Religion, in this view, is ''a family of cognitive phenomena that involves the extraordinary use of everyday cognitive processes,'' Atran wrote in ''In Gods We Trust.'' ''Religions do not exist apart from the individual minds that constitute them and the environments that constrain them, any more than biological species and varieties exist independently of the individual organisms that compose them and the environments that conform them.''
At around the time ''In Gods We Trust'' appeared five years ago, a handful of other scientists -- Pascal Boyer, now at Washington University; Justin Barrett, now at Oxford; Paul Bloom at Yale -- were addressing these same questions. In synchrony they were moving toward the byproduct theory.
Darwinians who study physical evolution distinguish between traits that are themselves adaptive, like having blood cells that can transport oxygen, and traits that are byproducts of adaptations, like the redness of blood. There is no survival advantage to blood's being red instead of turquoise; it is just a byproduct of the trait that is adaptive, having blood that contains hemoglobin.

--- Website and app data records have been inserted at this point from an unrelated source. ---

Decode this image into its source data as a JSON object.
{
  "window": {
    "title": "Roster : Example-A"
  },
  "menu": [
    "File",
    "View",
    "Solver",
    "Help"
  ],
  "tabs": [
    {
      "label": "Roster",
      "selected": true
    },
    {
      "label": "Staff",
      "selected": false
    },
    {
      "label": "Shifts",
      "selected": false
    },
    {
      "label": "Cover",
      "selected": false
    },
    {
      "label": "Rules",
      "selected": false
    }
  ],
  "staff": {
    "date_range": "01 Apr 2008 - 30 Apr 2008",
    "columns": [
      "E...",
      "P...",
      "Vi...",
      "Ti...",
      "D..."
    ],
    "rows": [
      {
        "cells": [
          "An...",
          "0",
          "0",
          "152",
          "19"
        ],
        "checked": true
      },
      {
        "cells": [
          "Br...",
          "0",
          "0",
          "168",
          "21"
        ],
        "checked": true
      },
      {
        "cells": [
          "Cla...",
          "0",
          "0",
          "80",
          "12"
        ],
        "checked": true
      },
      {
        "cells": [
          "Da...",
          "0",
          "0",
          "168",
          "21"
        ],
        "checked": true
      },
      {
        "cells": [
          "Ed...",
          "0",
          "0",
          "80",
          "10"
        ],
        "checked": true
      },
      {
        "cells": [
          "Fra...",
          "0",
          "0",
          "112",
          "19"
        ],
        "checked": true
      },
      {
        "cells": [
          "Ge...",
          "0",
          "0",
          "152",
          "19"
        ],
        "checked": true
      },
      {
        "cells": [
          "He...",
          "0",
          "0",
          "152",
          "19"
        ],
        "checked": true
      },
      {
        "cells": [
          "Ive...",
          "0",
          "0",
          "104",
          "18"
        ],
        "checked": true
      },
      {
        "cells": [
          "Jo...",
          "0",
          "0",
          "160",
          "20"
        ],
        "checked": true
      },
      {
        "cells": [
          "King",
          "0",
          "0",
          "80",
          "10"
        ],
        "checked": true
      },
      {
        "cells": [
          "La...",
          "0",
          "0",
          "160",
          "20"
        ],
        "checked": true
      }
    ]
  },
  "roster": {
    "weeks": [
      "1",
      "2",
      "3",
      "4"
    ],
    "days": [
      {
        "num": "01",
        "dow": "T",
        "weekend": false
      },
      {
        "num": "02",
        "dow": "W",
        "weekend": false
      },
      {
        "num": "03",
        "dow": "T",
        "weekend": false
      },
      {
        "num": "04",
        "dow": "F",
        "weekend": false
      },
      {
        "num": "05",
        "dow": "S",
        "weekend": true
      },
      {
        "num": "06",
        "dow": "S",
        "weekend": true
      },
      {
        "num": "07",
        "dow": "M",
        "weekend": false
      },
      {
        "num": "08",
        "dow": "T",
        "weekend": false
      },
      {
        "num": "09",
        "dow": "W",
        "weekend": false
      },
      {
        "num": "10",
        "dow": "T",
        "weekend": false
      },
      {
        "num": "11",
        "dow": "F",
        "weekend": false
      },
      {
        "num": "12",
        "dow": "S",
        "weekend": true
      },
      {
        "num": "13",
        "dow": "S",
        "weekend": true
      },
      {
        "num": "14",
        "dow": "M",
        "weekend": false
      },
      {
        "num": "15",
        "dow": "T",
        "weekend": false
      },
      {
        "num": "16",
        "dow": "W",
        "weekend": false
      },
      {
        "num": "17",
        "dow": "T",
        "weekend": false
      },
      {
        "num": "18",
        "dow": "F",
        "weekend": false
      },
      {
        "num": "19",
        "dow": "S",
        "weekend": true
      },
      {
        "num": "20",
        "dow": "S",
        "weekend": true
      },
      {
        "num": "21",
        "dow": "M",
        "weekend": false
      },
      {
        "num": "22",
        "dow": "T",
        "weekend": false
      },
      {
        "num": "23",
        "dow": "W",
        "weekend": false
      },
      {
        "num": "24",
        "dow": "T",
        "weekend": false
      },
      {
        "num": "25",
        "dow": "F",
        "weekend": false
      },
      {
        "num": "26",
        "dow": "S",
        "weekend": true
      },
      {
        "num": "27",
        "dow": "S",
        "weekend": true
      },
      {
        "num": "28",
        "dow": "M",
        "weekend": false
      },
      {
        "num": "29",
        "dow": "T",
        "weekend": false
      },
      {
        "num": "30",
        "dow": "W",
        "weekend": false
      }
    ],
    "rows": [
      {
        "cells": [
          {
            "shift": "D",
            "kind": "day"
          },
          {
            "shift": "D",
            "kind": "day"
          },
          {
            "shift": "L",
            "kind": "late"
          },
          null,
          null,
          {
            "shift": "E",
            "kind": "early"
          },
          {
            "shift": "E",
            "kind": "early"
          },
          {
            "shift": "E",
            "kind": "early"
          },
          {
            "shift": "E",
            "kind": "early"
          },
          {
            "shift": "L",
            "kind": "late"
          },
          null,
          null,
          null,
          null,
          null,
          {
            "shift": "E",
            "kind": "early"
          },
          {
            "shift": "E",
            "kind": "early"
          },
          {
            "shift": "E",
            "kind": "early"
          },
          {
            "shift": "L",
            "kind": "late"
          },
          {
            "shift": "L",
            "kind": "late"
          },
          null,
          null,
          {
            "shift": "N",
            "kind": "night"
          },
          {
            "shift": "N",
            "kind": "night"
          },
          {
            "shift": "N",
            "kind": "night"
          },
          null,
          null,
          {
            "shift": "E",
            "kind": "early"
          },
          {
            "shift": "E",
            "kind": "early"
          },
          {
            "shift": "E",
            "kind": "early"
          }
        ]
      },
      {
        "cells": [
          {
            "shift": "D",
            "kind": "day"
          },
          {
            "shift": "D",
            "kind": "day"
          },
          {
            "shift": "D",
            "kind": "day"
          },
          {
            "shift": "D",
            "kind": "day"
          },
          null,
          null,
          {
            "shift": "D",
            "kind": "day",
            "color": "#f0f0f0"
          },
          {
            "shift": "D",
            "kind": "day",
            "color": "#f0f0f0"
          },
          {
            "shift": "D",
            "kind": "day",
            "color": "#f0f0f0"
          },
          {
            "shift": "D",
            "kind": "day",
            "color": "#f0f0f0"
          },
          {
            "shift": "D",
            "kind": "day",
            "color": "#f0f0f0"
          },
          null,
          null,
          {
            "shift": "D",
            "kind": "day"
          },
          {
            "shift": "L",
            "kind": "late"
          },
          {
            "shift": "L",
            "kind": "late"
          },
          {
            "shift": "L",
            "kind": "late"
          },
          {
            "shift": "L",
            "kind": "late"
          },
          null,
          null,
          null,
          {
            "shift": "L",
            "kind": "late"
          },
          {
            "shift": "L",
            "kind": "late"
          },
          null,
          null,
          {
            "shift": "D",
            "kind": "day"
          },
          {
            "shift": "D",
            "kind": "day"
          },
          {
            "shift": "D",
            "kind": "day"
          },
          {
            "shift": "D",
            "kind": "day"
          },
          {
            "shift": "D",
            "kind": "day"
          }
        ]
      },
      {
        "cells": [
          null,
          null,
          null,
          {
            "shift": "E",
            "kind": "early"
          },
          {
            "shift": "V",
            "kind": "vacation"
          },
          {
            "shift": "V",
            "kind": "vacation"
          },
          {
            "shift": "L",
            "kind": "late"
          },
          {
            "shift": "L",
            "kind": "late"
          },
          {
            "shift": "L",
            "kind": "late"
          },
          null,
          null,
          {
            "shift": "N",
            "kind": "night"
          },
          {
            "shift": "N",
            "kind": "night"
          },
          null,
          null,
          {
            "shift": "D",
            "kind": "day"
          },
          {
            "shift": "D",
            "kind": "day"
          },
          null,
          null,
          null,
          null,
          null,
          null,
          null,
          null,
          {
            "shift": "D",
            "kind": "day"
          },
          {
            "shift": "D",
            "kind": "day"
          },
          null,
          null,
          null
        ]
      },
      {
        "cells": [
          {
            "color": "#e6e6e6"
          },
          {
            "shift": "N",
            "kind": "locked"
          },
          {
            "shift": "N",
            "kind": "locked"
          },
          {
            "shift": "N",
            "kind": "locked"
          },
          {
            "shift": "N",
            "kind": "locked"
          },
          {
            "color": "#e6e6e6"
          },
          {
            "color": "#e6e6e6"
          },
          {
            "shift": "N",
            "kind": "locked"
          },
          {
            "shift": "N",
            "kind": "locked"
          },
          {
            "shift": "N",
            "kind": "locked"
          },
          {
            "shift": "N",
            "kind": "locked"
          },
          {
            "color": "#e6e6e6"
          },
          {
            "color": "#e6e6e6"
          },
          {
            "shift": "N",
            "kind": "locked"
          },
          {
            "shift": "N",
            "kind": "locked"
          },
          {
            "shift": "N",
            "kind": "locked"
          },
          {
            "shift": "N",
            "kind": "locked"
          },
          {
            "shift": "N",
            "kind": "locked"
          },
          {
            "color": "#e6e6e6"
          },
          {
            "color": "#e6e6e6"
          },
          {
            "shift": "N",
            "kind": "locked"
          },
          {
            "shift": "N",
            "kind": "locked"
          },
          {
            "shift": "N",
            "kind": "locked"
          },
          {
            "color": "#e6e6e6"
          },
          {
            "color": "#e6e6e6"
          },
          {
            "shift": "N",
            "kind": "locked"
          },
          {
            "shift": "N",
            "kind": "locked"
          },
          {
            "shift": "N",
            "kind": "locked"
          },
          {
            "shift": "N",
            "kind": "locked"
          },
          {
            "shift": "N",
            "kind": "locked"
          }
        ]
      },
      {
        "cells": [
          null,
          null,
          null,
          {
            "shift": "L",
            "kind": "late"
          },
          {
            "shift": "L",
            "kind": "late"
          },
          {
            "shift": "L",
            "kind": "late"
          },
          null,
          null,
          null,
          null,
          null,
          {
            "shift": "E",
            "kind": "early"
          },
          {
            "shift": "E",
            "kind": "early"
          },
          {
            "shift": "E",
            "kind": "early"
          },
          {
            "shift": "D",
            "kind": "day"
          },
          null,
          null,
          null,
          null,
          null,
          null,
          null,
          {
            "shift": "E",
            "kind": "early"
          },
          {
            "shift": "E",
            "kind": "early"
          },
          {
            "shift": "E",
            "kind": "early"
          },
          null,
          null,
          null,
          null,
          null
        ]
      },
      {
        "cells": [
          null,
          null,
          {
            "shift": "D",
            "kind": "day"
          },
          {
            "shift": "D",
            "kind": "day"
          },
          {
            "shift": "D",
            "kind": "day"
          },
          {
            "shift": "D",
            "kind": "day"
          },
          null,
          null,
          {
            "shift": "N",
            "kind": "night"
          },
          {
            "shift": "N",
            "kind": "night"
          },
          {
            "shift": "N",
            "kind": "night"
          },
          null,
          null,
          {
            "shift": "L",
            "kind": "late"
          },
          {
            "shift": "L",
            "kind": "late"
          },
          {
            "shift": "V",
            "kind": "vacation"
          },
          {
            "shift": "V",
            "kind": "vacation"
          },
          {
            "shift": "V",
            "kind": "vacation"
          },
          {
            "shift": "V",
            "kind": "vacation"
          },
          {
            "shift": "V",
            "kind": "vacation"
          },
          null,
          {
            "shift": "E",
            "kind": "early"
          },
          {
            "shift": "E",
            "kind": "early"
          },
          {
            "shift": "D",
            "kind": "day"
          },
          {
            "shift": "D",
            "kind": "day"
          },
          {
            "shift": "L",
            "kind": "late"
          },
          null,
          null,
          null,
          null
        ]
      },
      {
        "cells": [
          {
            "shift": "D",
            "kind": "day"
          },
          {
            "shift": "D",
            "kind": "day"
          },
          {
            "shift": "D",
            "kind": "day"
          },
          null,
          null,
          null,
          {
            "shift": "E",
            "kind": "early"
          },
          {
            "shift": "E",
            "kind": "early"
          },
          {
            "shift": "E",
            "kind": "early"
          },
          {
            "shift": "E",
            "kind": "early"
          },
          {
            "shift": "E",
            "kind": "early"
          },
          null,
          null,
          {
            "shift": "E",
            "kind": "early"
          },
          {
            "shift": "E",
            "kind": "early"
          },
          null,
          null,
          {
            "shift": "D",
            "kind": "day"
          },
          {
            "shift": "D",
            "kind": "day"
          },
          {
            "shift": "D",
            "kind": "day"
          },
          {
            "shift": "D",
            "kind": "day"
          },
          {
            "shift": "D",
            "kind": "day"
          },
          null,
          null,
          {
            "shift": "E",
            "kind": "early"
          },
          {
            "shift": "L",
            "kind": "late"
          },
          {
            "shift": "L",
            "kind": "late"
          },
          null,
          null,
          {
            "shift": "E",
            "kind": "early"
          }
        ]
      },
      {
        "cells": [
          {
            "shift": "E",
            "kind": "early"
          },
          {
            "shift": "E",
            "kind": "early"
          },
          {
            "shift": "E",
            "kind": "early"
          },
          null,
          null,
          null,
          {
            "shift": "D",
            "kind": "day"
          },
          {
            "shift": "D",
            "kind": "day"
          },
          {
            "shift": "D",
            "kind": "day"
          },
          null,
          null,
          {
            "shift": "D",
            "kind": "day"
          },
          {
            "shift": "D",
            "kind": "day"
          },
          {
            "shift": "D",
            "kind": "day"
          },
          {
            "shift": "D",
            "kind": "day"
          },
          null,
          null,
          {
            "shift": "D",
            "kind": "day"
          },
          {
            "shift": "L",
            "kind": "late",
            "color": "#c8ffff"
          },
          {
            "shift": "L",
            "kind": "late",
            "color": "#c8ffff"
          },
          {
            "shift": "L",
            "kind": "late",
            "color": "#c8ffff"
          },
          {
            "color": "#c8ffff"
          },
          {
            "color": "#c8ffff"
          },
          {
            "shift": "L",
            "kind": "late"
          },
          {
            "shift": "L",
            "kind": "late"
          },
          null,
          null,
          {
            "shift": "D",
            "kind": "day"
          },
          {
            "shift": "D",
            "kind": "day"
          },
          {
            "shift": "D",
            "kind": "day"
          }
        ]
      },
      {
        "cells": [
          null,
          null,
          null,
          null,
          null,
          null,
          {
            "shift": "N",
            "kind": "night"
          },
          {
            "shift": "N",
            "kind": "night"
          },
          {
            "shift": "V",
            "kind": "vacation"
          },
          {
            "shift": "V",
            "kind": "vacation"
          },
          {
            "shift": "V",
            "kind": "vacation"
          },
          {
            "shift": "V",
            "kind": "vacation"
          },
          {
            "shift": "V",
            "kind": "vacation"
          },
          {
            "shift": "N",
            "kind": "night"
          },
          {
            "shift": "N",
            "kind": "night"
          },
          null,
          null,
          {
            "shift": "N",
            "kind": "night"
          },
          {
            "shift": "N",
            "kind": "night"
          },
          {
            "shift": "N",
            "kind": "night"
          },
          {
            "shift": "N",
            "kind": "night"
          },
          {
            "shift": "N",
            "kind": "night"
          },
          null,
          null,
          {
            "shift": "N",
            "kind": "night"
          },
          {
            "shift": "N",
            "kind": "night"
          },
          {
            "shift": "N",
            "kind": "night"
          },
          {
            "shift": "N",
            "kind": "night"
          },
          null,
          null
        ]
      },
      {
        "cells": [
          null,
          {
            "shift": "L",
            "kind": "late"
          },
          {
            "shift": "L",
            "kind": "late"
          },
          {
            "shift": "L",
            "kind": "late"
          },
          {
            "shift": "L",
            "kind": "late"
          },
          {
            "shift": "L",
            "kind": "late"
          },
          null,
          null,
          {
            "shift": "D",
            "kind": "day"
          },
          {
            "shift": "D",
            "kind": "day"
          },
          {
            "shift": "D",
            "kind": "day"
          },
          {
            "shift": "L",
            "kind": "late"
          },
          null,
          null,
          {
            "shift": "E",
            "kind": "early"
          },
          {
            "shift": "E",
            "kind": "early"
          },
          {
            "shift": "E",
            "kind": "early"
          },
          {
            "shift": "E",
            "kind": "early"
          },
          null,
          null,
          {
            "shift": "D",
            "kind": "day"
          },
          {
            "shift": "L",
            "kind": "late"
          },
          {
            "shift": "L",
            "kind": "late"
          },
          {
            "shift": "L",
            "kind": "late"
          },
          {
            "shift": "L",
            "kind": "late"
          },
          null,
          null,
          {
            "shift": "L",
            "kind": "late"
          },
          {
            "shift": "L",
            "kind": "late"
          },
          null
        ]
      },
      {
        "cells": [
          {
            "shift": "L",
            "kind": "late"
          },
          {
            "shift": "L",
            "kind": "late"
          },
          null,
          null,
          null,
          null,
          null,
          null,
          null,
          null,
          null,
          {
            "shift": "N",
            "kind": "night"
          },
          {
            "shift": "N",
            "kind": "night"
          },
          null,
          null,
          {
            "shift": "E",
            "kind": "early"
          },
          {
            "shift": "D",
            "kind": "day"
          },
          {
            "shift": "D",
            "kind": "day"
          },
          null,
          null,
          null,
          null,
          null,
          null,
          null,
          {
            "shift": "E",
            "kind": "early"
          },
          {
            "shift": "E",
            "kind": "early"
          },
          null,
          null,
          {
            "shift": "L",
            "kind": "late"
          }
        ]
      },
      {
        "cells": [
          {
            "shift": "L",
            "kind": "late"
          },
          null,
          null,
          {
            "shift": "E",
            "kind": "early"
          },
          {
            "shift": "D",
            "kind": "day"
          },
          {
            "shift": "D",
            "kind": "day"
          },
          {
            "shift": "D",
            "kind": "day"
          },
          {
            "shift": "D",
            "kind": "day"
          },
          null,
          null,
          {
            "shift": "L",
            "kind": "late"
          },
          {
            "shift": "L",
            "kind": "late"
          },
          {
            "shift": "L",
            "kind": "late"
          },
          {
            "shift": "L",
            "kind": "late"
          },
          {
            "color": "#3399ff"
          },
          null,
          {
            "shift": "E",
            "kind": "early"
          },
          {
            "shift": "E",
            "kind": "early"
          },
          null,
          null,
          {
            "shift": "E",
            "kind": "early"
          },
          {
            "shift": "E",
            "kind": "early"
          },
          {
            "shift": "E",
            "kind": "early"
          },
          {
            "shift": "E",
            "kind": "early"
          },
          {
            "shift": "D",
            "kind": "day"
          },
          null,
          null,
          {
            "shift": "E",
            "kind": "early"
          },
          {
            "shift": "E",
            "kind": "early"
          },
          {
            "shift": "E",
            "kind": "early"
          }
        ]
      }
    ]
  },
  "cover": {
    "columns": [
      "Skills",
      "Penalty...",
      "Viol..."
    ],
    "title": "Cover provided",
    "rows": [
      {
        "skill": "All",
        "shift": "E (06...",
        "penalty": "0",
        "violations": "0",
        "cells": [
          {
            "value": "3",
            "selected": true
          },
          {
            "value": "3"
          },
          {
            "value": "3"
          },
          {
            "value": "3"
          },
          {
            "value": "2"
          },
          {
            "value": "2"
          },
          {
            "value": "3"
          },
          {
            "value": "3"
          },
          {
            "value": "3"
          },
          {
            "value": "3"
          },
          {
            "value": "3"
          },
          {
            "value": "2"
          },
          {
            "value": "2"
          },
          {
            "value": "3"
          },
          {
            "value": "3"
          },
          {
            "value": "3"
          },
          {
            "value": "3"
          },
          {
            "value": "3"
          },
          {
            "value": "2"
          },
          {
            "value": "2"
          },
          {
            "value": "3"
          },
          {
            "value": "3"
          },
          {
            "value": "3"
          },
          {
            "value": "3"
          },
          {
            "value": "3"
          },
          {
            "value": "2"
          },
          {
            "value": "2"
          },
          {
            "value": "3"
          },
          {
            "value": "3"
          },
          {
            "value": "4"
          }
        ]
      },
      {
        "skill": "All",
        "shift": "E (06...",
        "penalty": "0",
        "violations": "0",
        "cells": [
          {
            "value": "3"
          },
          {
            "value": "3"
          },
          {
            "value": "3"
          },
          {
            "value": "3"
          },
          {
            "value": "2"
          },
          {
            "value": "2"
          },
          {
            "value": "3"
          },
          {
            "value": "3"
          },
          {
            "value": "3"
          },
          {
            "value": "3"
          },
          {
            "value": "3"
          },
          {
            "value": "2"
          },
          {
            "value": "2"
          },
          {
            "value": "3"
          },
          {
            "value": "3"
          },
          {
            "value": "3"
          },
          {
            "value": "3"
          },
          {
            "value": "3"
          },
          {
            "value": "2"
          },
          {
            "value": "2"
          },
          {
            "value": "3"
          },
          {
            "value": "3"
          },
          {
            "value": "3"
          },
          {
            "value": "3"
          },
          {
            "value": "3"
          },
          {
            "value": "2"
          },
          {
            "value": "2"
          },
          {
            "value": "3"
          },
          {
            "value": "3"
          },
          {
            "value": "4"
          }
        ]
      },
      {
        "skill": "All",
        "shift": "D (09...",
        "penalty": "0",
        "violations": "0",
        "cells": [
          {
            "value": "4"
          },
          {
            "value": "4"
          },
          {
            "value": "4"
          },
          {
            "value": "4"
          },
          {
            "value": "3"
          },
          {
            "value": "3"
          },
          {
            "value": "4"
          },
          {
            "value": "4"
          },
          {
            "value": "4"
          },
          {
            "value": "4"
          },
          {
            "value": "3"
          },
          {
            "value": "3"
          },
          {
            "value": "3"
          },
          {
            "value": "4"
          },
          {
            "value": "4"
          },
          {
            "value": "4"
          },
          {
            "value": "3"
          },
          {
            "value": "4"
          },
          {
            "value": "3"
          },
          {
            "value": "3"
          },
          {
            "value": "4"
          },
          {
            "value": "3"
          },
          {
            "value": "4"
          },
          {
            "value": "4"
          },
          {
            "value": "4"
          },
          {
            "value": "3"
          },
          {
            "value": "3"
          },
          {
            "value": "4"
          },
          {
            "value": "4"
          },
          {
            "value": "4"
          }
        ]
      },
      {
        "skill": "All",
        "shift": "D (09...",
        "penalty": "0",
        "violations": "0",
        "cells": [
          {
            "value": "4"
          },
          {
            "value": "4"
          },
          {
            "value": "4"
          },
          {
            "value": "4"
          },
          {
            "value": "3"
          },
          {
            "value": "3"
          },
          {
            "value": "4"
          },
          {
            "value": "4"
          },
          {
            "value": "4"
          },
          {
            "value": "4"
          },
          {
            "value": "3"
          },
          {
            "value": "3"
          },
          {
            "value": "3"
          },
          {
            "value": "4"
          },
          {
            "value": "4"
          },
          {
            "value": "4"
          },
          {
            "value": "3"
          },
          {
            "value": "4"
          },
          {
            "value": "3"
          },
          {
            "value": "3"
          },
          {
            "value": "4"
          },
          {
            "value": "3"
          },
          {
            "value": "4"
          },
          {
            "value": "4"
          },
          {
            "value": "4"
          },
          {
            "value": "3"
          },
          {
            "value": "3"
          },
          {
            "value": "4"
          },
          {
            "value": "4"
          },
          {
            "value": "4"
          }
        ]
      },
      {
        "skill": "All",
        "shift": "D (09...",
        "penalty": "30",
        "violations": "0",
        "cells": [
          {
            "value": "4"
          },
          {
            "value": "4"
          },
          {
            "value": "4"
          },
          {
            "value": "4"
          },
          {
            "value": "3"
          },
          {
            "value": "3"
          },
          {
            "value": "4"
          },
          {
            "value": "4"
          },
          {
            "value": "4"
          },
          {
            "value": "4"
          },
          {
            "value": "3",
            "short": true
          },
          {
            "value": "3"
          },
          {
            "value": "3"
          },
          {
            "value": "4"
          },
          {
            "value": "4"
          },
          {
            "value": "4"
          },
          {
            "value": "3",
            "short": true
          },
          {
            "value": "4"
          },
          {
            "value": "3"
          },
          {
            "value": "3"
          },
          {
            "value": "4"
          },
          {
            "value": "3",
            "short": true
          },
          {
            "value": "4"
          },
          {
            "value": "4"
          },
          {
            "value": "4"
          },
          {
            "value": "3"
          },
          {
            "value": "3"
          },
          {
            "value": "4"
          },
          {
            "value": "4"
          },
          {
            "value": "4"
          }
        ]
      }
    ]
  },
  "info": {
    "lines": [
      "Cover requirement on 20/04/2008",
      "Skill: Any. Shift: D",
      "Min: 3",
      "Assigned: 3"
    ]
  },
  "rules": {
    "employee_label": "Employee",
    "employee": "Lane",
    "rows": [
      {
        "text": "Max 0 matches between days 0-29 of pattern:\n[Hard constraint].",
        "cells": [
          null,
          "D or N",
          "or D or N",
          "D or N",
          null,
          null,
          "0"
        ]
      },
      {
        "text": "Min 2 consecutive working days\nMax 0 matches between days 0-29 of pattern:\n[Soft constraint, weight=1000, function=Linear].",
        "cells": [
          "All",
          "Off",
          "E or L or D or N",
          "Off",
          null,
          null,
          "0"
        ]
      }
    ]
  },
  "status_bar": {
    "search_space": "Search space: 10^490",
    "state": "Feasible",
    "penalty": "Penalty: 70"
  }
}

Something similar explains aspects of brain evolution, too, say the byproduct theorists. Which brings us to the idea of the spandrel.
Stephen Jay Gould, the famed evolutionary biologist at Harvard who died in 2002, and his colleague Richard Lewontin proposed ''spandrel'' to describe a trait that has no adaptive value of its own. They borrowed the term from architecture, where it originally referred to the V-shaped structure formed between two rounded arches. The structure is not there for any purpose; it is there because that is what happens when arches align.
In architecture, a spandrel can be neutral or it can be made functional. Building a staircase, for instance, creates a space underneath that is innocuous, just a blank sort of triangle. But if you put a closet there, the under-stairs space takes on a function, unrelated to the staircase's but useful nonetheless. Either way, functional or nonfunctional, the space under the stairs is a spandrel, an unintended byproduct.
''Natural selection made the human brain big,'' Gould wrote, ''but most of our mental properties and potentials may be spandrels -- that is, nonadaptive side consequences of building a device with such structural complexity.''
The possibility that God could be a spandrel offered Atran a new way of understanding the evolution of religion. But a spandrel of what, exactly?
Hardships of early human life favored the evolution of certain cognitive tools, among them the ability to infer the presence of organisms that might do harm, to come up with causal narratives for natural events and to recognize that other people have minds of their own with their own beliefs, desires and intentions. Psychologists call these tools, respectively, agent detection, causal reasoning and theory of mind.
Agent detection evolved because assuming the presence of an agent -- which is jargon for any creature with volitional, independent behavior -- is more adaptive than assuming its absence. If you are a caveman on the savannah, you are better off presuming that the motion you detect out of the corner of your eye is an agent and something to run from, even if you are wrong. If it turns out to have been just the rustling of leaves, you are still alive; if what you took to be leaves rustling was really a hyena about to pounce, you are dead.
A classic experiment from the 1940s by the psychologists Fritz Heider and Marianne Simmel suggested that imputing agency is so automatic that people may do it even for geometric shapes. For the experiment, subjects watched a film of triangles and circles moving around. When asked what they had been watching, the subjects used words like ''chase'' and ''capture.'' They did not just see the random movement of shapes on a screen; they saw pursuit, planning, escape.
So if there is motion just out of our line of sight, we presume it is caused by an agent, an animal or person with the ability to move independently. This usually operates in one direction only; lots of people mistake a rock for a bear, but almost no one mistakes a bear for a rock.
What does this mean for belief in the supernatural? It means our brains are primed for it, ready to presume the presence of agents even when such presence confounds logic. ''The most central concepts in religions are related to agents,'' Justin Barrett, a psychologist, wrote in his 2004 summary of the byproduct theory, ''Why Would Anyone Believe in God?'' Religious agents are often supernatural, he wrote, ''people with superpowers, statues that can answer requests or disembodied minds that can act on us and the world.''"